Your goal: Give again only what runs from the line with "Transcribe this image's" to the final line of the entries below, exactly as written and without pictures.

Data extracts:
----
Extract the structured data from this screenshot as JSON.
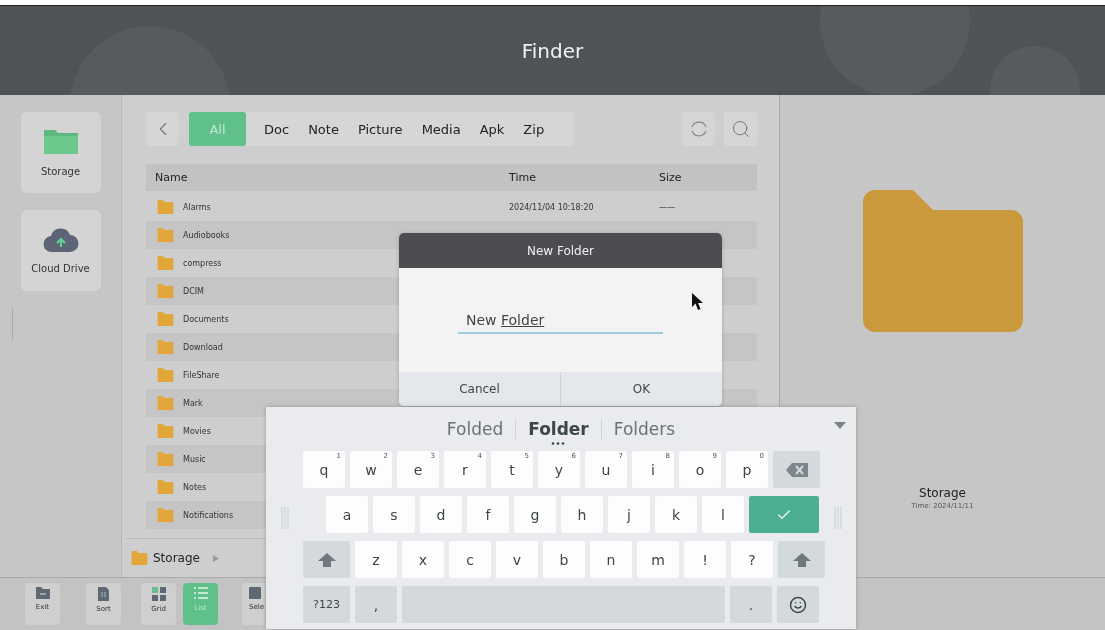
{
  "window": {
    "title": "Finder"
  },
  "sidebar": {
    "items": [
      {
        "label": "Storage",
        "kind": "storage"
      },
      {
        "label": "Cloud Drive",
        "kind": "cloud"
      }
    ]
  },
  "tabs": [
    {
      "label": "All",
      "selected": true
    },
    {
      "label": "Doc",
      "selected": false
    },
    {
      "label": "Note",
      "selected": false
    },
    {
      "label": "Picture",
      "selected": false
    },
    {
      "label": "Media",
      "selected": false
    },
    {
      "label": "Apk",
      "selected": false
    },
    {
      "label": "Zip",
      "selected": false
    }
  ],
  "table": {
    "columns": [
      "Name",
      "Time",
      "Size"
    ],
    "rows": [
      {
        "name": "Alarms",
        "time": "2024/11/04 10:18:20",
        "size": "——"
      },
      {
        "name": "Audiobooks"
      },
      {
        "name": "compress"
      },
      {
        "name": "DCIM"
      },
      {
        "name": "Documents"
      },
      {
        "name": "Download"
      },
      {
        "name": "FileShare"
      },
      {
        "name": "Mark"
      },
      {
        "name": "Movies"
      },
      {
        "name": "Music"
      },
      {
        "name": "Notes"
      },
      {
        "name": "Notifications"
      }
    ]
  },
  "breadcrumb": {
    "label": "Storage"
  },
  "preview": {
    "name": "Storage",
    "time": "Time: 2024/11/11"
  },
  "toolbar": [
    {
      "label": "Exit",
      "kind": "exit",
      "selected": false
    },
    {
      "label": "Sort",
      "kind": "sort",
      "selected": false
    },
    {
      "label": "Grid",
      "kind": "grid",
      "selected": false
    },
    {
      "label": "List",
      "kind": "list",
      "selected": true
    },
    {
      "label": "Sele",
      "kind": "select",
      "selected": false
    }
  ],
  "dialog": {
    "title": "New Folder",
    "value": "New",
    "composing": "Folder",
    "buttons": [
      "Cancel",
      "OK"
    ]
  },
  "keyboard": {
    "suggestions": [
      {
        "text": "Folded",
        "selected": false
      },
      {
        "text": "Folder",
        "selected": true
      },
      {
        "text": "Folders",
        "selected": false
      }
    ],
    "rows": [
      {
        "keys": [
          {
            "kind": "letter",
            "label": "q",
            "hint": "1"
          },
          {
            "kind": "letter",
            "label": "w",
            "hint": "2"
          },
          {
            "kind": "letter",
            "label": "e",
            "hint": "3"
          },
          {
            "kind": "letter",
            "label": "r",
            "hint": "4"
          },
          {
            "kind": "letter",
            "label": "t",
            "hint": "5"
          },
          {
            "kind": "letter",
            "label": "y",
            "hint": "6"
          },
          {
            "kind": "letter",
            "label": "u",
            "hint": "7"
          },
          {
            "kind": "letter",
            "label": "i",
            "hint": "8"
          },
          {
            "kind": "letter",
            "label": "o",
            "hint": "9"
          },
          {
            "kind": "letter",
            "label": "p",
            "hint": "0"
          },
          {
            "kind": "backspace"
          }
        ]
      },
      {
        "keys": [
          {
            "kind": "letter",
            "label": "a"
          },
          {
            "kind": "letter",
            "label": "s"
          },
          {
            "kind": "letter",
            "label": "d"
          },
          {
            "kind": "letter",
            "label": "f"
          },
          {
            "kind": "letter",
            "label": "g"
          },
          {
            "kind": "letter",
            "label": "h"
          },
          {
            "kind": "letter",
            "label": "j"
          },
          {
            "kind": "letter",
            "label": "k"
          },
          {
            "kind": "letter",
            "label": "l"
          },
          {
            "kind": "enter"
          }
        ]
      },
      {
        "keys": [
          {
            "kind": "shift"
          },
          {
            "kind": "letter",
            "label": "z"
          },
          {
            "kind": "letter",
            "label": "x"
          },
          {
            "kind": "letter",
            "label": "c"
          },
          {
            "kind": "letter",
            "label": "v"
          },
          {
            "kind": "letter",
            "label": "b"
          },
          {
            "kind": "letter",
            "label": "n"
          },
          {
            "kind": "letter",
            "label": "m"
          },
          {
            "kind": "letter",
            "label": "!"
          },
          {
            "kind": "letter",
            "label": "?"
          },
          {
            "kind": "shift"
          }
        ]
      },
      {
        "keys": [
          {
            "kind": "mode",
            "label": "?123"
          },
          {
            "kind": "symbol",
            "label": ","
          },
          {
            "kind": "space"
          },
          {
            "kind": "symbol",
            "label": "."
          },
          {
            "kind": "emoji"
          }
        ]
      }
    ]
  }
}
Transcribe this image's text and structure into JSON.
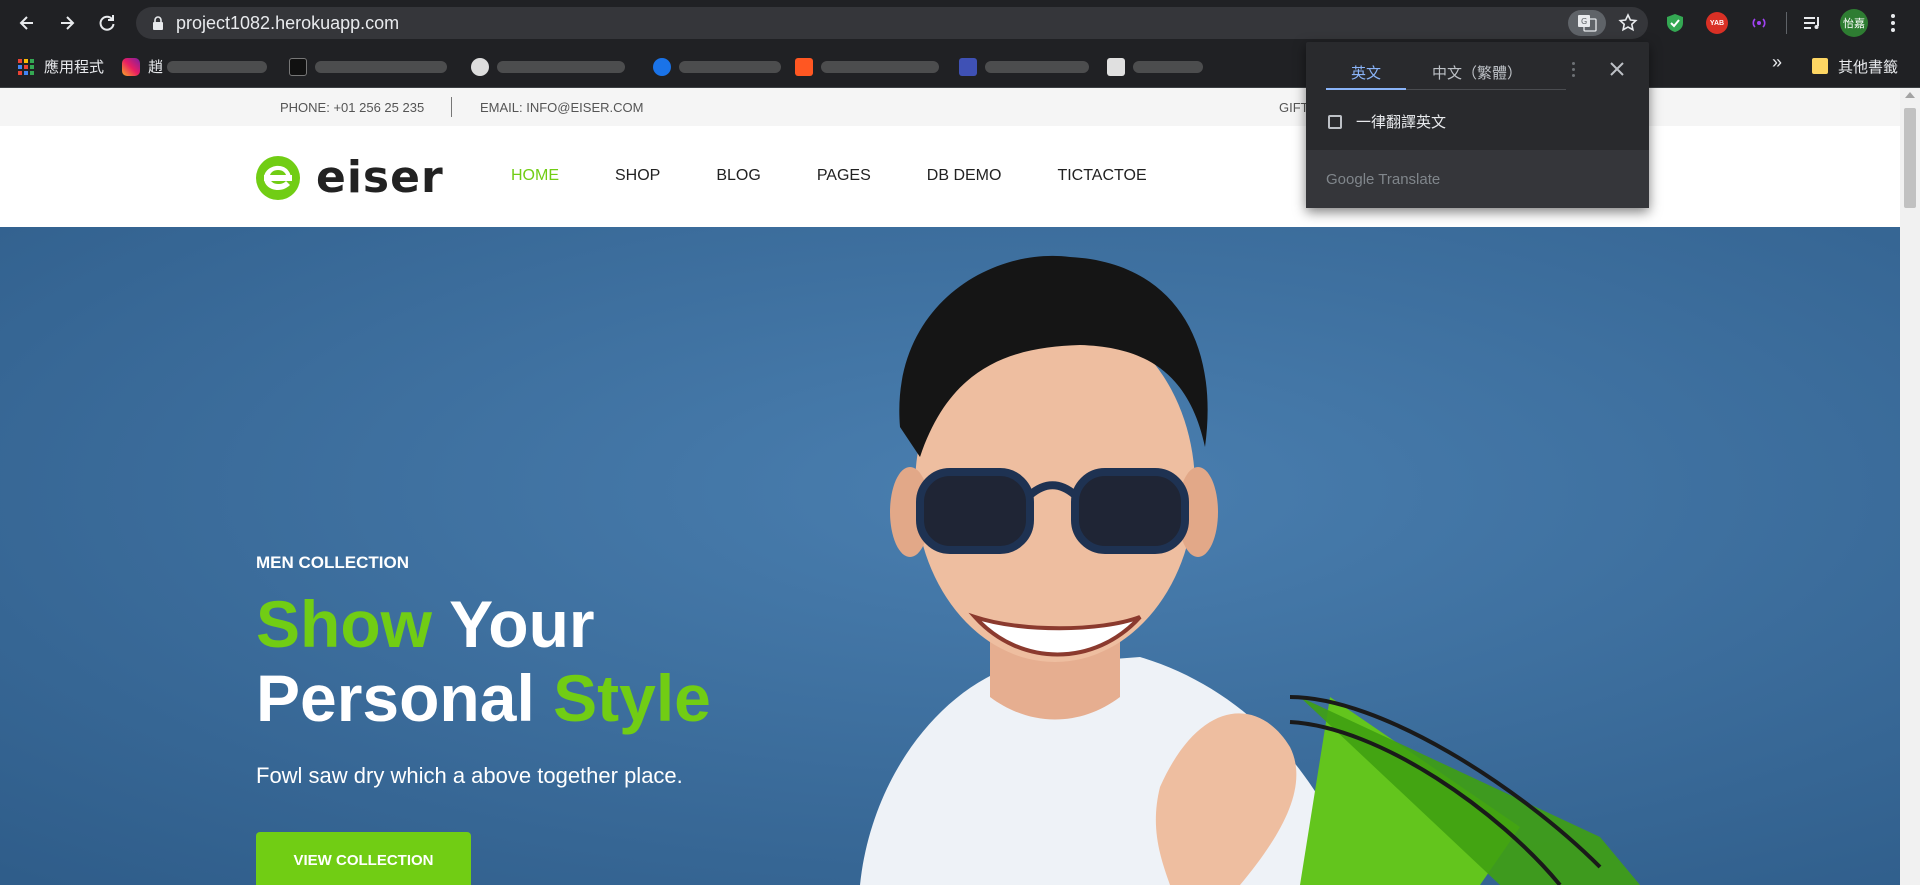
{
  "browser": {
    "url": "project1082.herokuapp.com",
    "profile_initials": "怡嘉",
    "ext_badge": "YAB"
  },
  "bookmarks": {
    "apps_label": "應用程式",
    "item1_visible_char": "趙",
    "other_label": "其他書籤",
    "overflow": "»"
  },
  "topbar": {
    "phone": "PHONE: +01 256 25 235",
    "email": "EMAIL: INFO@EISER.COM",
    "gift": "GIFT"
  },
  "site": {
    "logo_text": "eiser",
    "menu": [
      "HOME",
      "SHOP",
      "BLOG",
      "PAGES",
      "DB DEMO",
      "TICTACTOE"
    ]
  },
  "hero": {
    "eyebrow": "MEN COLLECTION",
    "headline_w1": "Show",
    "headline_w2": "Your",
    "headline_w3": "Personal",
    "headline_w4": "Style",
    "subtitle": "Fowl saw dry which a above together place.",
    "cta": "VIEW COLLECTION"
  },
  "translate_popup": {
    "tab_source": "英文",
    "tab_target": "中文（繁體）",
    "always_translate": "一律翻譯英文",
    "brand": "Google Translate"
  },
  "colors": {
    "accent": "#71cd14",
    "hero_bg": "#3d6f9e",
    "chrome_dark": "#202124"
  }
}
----
Answer to this problem:
Transcribe this image's text and structure into JSON.
{
  "browser": {
    "url": "project1082.herokuapp.com",
    "profile_initials": "怡嘉",
    "ext_badge": "YAB"
  },
  "bookmarks": {
    "apps_label": "應用程式",
    "item1_visible_char": "趙",
    "other_label": "其他書籤",
    "overflow": "»"
  },
  "topbar": {
    "phone": "PHONE: +01 256 25 235",
    "email": "EMAIL: INFO@EISER.COM",
    "gift": "GIFT"
  },
  "site": {
    "logo_text": "eiser",
    "menu": [
      "HOME",
      "SHOP",
      "BLOG",
      "PAGES",
      "DB DEMO",
      "TICTACTOE"
    ]
  },
  "hero": {
    "eyebrow": "MEN COLLECTION",
    "headline_w1": "Show",
    "headline_w2": "Your",
    "headline_w3": "Personal",
    "headline_w4": "Style",
    "subtitle": "Fowl saw dry which a above together place.",
    "cta": "VIEW COLLECTION"
  },
  "translate_popup": {
    "tab_source": "英文",
    "tab_target": "中文（繁體）",
    "always_translate": "一律翻譯英文",
    "brand": "Google Translate"
  },
  "colors": {
    "accent": "#71cd14",
    "hero_bg": "#3d6f9e",
    "chrome_dark": "#202124"
  }
}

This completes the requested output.